» **Supplied material**:
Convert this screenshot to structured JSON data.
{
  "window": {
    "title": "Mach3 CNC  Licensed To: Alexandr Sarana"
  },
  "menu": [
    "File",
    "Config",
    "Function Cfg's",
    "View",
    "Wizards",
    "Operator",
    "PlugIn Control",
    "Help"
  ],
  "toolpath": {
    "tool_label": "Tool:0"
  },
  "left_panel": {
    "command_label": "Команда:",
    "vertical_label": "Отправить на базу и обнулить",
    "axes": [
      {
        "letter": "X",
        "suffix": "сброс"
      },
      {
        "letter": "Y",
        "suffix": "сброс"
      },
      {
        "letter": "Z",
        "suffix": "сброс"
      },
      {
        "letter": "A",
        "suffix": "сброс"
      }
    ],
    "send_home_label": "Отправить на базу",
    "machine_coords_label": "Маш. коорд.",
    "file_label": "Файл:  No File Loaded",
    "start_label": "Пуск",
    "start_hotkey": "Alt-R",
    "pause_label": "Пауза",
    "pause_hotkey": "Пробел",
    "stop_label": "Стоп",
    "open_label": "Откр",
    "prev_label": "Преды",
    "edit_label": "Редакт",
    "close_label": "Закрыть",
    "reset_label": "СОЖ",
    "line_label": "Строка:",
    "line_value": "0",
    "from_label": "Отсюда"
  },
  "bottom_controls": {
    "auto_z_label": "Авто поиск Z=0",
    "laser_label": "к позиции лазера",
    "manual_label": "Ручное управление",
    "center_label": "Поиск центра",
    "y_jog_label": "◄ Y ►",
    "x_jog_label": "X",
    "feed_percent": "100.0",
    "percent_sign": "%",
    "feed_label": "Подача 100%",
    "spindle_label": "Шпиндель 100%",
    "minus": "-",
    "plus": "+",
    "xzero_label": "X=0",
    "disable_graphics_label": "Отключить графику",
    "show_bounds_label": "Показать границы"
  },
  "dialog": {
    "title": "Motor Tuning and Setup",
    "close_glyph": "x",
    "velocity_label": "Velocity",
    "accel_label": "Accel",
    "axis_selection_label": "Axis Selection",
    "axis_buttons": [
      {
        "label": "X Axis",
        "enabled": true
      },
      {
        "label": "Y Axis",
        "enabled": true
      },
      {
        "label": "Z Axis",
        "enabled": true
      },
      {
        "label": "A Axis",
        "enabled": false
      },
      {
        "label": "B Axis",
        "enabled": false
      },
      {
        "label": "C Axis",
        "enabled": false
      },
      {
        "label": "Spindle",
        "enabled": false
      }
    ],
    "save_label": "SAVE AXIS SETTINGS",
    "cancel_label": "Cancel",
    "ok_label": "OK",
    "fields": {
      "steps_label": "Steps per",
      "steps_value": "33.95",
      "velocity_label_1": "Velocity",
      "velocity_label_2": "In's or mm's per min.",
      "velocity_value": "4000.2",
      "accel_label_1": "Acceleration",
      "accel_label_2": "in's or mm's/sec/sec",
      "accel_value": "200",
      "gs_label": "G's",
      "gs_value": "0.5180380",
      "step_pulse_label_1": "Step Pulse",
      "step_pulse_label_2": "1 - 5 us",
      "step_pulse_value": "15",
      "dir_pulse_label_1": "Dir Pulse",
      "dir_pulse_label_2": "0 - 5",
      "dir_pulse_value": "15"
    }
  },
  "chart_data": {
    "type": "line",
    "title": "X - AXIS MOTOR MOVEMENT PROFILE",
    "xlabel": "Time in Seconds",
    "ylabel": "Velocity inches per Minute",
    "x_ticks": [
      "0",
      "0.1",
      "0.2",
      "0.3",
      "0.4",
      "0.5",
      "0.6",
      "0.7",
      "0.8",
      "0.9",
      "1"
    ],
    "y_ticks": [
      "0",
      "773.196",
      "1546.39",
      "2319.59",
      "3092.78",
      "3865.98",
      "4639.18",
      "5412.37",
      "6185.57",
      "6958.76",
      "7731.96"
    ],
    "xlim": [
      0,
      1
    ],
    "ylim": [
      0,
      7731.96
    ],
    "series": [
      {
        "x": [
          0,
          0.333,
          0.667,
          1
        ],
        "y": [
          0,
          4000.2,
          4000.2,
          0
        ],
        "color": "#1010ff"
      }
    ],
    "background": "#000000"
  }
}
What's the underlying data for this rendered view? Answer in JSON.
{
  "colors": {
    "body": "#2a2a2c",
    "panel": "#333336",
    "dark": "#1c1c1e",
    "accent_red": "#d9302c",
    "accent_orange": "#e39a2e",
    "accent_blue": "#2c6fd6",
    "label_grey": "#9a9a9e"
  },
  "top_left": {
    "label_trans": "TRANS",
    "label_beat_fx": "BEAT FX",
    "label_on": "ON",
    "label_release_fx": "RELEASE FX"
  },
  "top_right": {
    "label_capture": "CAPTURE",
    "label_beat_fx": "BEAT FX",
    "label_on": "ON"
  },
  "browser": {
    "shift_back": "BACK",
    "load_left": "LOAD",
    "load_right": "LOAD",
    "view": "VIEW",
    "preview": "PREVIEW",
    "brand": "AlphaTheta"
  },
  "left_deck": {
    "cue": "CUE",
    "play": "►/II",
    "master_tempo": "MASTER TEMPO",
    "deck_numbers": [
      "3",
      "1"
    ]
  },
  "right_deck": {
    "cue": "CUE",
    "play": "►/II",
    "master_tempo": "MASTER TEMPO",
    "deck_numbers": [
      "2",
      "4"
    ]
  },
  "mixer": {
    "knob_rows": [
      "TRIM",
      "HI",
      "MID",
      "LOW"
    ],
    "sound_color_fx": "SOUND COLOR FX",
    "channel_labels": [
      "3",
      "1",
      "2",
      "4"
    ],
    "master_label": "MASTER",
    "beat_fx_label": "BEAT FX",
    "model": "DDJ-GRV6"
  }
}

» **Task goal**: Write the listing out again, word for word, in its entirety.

» **Exercise result**:
Convert this screenshot to structured JSON data.
{
  "window": {
    "title": "Mach3 CNC  Licensed To: Alexandr Sarana"
  },
  "menu": [
    "File",
    "Config",
    "Function Cfg's",
    "View",
    "Wizards",
    "Operator",
    "PlugIn Control",
    "Help"
  ],
  "toolpath": {
    "tool_label": "Tool:0"
  },
  "left_panel": {
    "command_label": "Команда:",
    "vertical_label": "Отправить на базу и обнулить",
    "axes": [
      {
        "letter": "X",
        "suffix": "сброс"
      },
      {
        "letter": "Y",
        "suffix": "сброс"
      },
      {
        "letter": "Z",
        "suffix": "сброс"
      },
      {
        "letter": "A",
        "suffix": "сброс"
      }
    ],
    "send_home_label": "Отправить на базу",
    "machine_coords_label": "Маш. коорд.",
    "file_label": "Файл:  No File Loaded",
    "start_label": "Пуск",
    "start_hotkey": "Alt-R",
    "pause_label": "Пауза",
    "pause_hotkey": "Пробел",
    "stop_label": "Стоп",
    "open_label": "Откр",
    "prev_label": "Преды",
    "edit_label": "Редакт",
    "close_label": "Закрыть",
    "reset_label": "СОЖ",
    "line_label": "Строка:",
    "line_value": "0",
    "from_label": "Отсюда"
  },
  "bottom_controls": {
    "auto_z_label": "Авто поиск Z=0",
    "laser_label": "к позиции лазера",
    "manual_label": "Ручное управление",
    "center_label": "Поиск центра",
    "y_jog_label": "◄ Y ►",
    "x_jog_label": "X",
    "feed_percent": "100.0",
    "percent_sign": "%",
    "feed_label": "Подача 100%",
    "spindle_label": "Шпиндель 100%",
    "minus": "-",
    "plus": "+",
    "xzero_label": "X=0",
    "disable_graphics_label": "Отключить графику",
    "show_bounds_label": "Показать границы"
  },
  "dialog": {
    "title": "Motor Tuning and Setup",
    "close_glyph": "x",
    "velocity_label": "Velocity",
    "accel_label": "Accel",
    "axis_selection_label": "Axis Selection",
    "axis_buttons": [
      {
        "label": "X Axis",
        "enabled": true
      },
      {
        "label": "Y Axis",
        "enabled": true
      },
      {
        "label": "Z Axis",
        "enabled": true
      },
      {
        "label": "A Axis",
        "enabled": false
      },
      {
        "label": "B Axis",
        "enabled": false
      },
      {
        "label": "C Axis",
        "enabled": false
      },
      {
        "label": "Spindle",
        "enabled": false
      }
    ],
    "save_label": "SAVE AXIS SETTINGS",
    "cancel_label": "Cancel",
    "ok_label": "OK",
    "fields": {
      "steps_label": "Steps per",
      "steps_value": "33.95",
      "velocity_label_1": "Velocity",
      "velocity_label_2": "In's or mm's per min.",
      "velocity_value": "4000.2",
      "accel_label_1": "Acceleration",
      "accel_label_2": "in's or mm's/sec/sec",
      "accel_value": "200",
      "gs_label": "G's",
      "gs_value": "0.5180380",
      "step_pulse_label_1": "Step Pulse",
      "step_pulse_label_2": "1 - 5 us",
      "step_pulse_value": "15",
      "dir_pulse_label_1": "Dir Pulse",
      "dir_pulse_label_2": "0 - 5",
      "dir_pulse_value": "15"
    }
  },
  "chart_data": {
    "type": "line",
    "title": "X - AXIS MOTOR MOVEMENT PROFILE",
    "xlabel": "Time in Seconds",
    "ylabel": "Velocity inches per Minute",
    "x_ticks": [
      "0",
      "0.1",
      "0.2",
      "0.3",
      "0.4",
      "0.5",
      "0.6",
      "0.7",
      "0.8",
      "0.9",
      "1"
    ],
    "y_ticks": [
      "0",
      "773.196",
      "1546.39",
      "2319.59",
      "3092.78",
      "3865.98",
      "4639.18",
      "5412.37",
      "6185.57",
      "6958.76",
      "7731.96"
    ],
    "xlim": [
      0,
      1
    ],
    "ylim": [
      0,
      7731.96
    ],
    "series": [
      {
        "x": [
          0,
          0.333,
          0.667,
          1
        ],
        "y": [
          0,
          4000.2,
          4000.2,
          0
        ],
        "color": "#1010ff"
      }
    ],
    "background": "#000000"
  }
}
What's the underlying data for this rendered view? Answer in JSON.
{
  "colors": {
    "body": "#2a2a2c",
    "panel": "#333336",
    "dark": "#1c1c1e",
    "accent_red": "#d9302c",
    "accent_orange": "#e39a2e",
    "accent_blue": "#2c6fd6",
    "label_grey": "#9a9a9e"
  },
  "top_left": {
    "label_trans": "TRANS",
    "label_beat_fx": "BEAT FX",
    "label_on": "ON",
    "label_release_fx": "RELEASE FX"
  },
  "top_right": {
    "label_capture": "CAPTURE",
    "label_beat_fx": "BEAT FX",
    "label_on": "ON"
  },
  "browser": {
    "shift_back": "BACK",
    "load_left": "LOAD",
    "load_right": "LOAD",
    "view": "VIEW",
    "preview": "PREVIEW",
    "brand": "AlphaTheta"
  },
  "left_deck": {
    "cue": "CUE",
    "play": "►/II",
    "master_tempo": "MASTER TEMPO",
    "deck_numbers": [
      "3",
      "1"
    ]
  },
  "right_deck": {
    "cue": "CUE",
    "play": "►/II",
    "master_tempo": "MASTER TEMPO",
    "deck_numbers": [
      "2",
      "4"
    ]
  },
  "mixer": {
    "knob_rows": [
      "TRIM",
      "HI",
      "MID",
      "LOW"
    ],
    "sound_color_fx": "SOUND COLOR FX",
    "channel_labels": [
      "3",
      "1",
      "2",
      "4"
    ],
    "master_label": "MASTER",
    "beat_fx_label": "BEAT FX",
    "model": "DDJ-GRV6"
  }
}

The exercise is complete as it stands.